Consumer prices rose more than expected in October, while the core index came in cooler than anticipated, in what looks to be a mixed report at first blush.
Core CPI rose 0.157% MoM in October, against expectations for a 0.2% rise. The core index trailed estimates in September as well. The annual gain ticked lower to 2.3%. That too was below consensus. The cool read on core will be a welcome development for those hanging their hats on the Fed maintaining plenty of plausible deniability when it comes to keeping the bar for the resumption of rate hikes much higher than the bar for more cuts which, by all accounts, is pretty low.
The broader gauge, however, rose 0.4% MoM in October, a brisker pace than the 0.3% consensus was looking for. The YoY gain on the headline index was 1.8%, also hotter than expectations.
Wednesday’s CPI data is set to be scrutinized more closely than usual, and not just because yields are on rise (last week, 10-year yields jumped more than 20bps in the US). At the post-FOMC press conference last month, Jerome Powell made it abundantly clear that it would take a rather dramatic spike in inflation to put rate hikes back on the table.
“We would need to see a really significant move up in inflation that’s persistent before we would consider raising rates to address inflation concerns’, Powell remarked.
That appeared to suggest that policymakers are more than happy to tolerate an overshoot.
“Powell attempted to walk back any perceived market ‘hawkishness’ as he effectively signaled a completely ‘asymmetric’ policy going forward, one where it would take ‘significant, persistent’ rise in US inflation before they would ever again be able to consider a rate hike, versus what we already know is a ‘low bar’ to cut”, Nomura’s Charlie McElligott wrote late last month, underscoring the point.

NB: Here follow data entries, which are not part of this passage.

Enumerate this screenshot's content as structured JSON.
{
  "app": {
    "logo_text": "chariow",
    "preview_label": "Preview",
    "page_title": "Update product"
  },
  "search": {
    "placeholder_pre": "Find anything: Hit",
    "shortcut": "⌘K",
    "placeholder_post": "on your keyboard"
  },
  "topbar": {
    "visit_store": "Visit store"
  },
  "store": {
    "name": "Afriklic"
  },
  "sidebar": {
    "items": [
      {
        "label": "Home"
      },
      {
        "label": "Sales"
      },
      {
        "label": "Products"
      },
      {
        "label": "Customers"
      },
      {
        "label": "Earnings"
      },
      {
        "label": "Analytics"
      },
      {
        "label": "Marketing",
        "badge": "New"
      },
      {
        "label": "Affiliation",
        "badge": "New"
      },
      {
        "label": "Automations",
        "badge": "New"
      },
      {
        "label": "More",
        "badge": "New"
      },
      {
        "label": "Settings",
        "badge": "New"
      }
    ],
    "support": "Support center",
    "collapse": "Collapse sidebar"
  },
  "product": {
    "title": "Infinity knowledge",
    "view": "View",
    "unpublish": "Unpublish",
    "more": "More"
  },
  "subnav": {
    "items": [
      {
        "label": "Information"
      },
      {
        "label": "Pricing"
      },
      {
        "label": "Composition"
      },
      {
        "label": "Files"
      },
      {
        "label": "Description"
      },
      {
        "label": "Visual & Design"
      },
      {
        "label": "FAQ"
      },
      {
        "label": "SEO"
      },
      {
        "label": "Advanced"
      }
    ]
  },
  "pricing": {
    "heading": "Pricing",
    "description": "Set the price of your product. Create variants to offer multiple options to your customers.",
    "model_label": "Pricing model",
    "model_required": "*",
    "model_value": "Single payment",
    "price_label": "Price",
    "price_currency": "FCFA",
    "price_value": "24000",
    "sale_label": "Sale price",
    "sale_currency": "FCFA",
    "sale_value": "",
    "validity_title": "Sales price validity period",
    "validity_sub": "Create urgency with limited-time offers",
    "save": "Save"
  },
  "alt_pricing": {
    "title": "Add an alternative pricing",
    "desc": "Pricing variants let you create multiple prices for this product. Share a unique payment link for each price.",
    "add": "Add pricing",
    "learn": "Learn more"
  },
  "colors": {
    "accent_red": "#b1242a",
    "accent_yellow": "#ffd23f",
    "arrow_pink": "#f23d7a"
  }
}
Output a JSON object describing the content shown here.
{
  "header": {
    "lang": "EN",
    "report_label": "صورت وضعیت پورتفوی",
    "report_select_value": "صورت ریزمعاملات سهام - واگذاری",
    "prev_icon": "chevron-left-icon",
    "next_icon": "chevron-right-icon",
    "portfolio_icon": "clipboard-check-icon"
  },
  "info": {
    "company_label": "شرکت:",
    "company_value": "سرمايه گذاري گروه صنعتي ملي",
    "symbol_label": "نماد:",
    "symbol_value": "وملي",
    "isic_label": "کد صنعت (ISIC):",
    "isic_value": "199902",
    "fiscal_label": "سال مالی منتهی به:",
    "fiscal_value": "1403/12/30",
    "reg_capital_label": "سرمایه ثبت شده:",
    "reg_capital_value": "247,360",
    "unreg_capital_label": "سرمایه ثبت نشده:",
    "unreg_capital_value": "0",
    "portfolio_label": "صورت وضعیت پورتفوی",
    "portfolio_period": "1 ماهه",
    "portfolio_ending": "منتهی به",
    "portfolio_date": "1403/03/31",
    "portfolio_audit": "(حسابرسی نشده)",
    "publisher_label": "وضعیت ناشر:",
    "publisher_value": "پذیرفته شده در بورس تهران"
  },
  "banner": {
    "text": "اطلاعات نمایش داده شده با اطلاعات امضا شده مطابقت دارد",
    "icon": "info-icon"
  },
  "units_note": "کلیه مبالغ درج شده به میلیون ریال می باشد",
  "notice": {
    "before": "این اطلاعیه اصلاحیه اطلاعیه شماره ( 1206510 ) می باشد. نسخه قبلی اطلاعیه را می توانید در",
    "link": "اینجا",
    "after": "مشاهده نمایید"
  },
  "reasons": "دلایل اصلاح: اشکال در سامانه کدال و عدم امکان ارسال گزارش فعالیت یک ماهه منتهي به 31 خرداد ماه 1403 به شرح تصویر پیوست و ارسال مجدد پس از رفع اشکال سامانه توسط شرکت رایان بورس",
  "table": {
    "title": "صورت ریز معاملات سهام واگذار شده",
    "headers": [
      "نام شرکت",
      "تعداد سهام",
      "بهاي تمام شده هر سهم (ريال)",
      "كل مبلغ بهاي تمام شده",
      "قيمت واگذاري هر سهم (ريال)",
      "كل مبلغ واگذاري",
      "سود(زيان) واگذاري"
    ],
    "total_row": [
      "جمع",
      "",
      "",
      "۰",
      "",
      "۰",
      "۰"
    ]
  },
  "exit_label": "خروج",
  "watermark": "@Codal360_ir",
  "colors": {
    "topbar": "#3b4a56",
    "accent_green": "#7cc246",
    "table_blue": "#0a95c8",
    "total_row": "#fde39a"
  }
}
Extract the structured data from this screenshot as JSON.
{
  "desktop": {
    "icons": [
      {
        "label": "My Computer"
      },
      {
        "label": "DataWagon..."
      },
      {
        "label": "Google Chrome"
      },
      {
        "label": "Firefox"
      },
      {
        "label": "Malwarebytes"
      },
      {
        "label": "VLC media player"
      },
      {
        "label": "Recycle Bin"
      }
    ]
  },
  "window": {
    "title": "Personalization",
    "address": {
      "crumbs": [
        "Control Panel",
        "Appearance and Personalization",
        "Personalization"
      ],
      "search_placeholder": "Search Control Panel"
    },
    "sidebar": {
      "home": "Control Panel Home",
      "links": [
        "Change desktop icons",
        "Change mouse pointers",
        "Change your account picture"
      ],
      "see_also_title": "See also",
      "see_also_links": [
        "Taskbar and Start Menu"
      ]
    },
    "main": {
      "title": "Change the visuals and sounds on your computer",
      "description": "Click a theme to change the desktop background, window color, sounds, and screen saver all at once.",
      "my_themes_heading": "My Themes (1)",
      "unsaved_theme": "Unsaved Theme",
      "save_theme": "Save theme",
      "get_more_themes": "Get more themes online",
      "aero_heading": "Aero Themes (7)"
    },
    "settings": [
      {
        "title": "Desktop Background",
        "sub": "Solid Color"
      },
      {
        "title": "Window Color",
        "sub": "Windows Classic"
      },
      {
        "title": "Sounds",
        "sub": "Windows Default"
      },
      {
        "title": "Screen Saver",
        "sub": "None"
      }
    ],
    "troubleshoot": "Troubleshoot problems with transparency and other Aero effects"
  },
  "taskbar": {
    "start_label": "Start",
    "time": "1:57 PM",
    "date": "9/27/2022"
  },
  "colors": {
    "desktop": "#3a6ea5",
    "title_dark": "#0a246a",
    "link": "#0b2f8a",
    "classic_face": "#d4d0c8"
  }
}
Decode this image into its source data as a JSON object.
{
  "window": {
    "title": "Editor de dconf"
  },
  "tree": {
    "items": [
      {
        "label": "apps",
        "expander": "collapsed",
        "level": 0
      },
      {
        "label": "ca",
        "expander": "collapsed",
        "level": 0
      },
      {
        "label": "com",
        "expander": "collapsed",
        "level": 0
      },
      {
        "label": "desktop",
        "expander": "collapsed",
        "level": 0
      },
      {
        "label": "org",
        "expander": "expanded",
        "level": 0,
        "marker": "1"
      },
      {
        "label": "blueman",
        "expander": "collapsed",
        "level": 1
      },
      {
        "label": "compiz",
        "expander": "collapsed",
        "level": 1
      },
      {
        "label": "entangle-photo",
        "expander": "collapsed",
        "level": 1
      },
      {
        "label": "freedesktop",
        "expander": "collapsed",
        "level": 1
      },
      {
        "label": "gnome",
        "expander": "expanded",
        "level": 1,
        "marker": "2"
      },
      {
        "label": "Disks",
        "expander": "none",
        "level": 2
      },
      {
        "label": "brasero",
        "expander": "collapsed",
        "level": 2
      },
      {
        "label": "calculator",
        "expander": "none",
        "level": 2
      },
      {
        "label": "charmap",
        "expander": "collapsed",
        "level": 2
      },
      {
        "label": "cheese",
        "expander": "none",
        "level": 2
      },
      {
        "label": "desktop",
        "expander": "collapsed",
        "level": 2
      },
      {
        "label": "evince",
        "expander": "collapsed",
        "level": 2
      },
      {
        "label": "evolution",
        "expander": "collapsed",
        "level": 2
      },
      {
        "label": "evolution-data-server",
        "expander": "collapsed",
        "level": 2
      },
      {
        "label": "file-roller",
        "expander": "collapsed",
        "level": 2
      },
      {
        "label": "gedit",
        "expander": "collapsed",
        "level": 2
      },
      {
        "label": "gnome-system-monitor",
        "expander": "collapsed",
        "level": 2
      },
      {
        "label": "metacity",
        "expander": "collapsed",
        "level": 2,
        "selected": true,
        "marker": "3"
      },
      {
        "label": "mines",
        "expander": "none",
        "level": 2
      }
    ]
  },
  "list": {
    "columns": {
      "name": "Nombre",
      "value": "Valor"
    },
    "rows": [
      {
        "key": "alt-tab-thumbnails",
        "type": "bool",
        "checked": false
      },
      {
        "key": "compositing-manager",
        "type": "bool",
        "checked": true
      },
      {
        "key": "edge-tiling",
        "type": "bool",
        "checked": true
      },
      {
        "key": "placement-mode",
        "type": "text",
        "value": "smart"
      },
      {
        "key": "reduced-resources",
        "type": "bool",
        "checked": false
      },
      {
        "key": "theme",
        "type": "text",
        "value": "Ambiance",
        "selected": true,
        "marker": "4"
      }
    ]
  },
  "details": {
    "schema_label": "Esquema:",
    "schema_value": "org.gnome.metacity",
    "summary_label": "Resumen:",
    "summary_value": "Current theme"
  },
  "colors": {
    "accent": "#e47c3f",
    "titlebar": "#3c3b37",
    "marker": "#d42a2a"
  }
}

Subdued inflation plays into that narrative and makes it easier for the Fed to justify accommodation despite a generally strong economy. Donald Trump habitually refers to low inflation while excoriating the Powell Fed for not cutting rates faster and deeper.
The Fed is reviewing its policy framework and there’s a vociferous debate (to the extent wonks have “vociferous” discussions) about the proper course going forward as central banks confront persistent undershoots of their price targets despite historically low rates and, in many locales, extreme monetary policy.
Powell will address lawmakers on Wednesday, and a broadly neutral CPI report means he has a blank canvas to paint on. That could be good or bad.